In the hit song “22,” Taylor Swift sings, “We’re happy, free, confused, and lonely at the same time, it’s miserable and magical, oh yeah.” And I wish I was kidding, but reading the lyrics to that song made me a little emotional (read: very emotional). I had no idea how true they would become for me being 22, a year out of college, and just getting back from a whirlwind trip filled with old and new friends. At the airport or in the car going from one great group of people in a great place to another completely different, yet equally great place this past week I couldn’t help but feel every emotion imaginable.

While talking with a friend from college I realized that I’m not the only one (and we’re definitely not the only two) who struggled with massive self-doubt since graduating. We both consider ourselves pretty self-aware people but we have had some currently unexplainable changes in our lives and our selves that have caused us to reevaluate nearly everything we once believed. Although the past week has been one existential crisis after another, one thought always made me feel better: I was going back to Syracuse soon where I have a strong support system, especially at the FrancisCorps house. One source of the angst many recent college graduates have is not knowing how they fit in in their new city or job or social circle, but I will never forget how in the year after college – which can be described as both miserable and magical – I had a community of people who surrounded me and made me feel way less lonely and way more loved than I ever expected.

The Call to Sainthood

By Kaitlyn Sterneker, FC 18  SyracuseFrancis House 4

I had been struggling to find inspiration on what to write about. No out of the ordinary day, no prophetic thought during prayer, and no deep revelation while on a run were happening. Of course, I was still amazed at the life stories of the residents at my service site, Francis House.  I was listening with open ears and wide eyes. The friendships with my fellow community members and volunteers kept expanding, and I was continuously blown away by the kindness and love that surrounded me.

This morning while picking a shirt to wear to work, I stumbled upon one of my favorites that had been caught behind a jacket and I had forgotten about it. It’s a shirt from my college campus Catholic Center, St. Isidore’s. On the back is the following quote from Pope Francis: “To be a saint is not a privilege for a few, but a vocation for everyone.” There it was; the message I was feeling but struggling to pinpoint. Nice job, God. You certainly have a way of revealing your messages to us.

In the past year, I have frequently been on the receiving end of comments and questions like, “You’re giving up so much”; “You’re not receiving any college credit for this? What are you doing this for?”; “You are such a great person doing this!”; “You’re a saint!” While I understand the sentiment  – and don’t get me wrong, I am extremely appreciative of the compliments – doing this service has never felt extraordinary to me. In no way have I ever felt like I “gave up” a year of my life.
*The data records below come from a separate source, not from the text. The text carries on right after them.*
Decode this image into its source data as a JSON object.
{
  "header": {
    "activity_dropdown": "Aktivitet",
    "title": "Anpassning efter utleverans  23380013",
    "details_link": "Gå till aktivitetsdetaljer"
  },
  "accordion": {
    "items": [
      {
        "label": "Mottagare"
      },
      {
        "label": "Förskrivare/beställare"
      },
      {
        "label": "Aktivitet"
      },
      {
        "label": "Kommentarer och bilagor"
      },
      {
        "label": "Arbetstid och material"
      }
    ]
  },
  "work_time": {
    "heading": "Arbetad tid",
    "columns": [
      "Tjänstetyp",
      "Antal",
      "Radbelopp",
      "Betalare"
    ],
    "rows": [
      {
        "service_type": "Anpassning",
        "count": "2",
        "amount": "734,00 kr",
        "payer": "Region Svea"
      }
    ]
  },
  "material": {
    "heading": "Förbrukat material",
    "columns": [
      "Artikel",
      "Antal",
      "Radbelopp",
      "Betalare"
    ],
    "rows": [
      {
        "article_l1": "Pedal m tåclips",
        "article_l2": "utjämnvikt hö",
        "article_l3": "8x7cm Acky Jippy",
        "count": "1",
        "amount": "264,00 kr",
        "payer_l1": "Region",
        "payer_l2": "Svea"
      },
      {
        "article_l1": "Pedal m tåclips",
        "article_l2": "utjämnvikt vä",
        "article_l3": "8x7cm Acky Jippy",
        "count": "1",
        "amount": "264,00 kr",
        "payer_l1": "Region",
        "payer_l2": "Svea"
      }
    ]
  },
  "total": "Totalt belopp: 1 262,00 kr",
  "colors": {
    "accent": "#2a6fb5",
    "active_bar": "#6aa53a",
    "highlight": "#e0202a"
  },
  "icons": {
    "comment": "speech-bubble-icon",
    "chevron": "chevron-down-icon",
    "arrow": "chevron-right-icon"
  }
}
I understand where the comments come from. Many of my peers are immediately continuing on in school, diving into careers, or families, and I am ecstatic to see the accomplishments; and here I am, going off the beaten path of the “normal and planned” life of most 23 year olds. However, when reflecting upon this year, I am overwhelmingly humbled. I would never consider myself worthy enough to be called a saint. Yet, Pope Francis tells us everyone is not just worth of, but called to sainthood. In the Gospel of Matthew, we are again reminded of our call to worthiness: “Lord, I am not worthy to receive you, but only say the word and my soul shall be healed (Mt. 8:8). Maybe acting in a saint like way isn’t so rare, after all.

I don’t view my service as anything other than an incredible opportunity God led me towards in order to use my skills to serve others. We have no idea which of our actions will be saint like to the individuals we serve. Regardless of what we decide to do to serve others, if it is done with kindness, love, humility, and compassion, according to the Merriam-Webster definition – it is saint like. Whether my smile helps to console a loved one after a death or my chocolate chip cookies are the last dessert in one’s life on earth, we can all be someone’s biggest blessing right when they need it.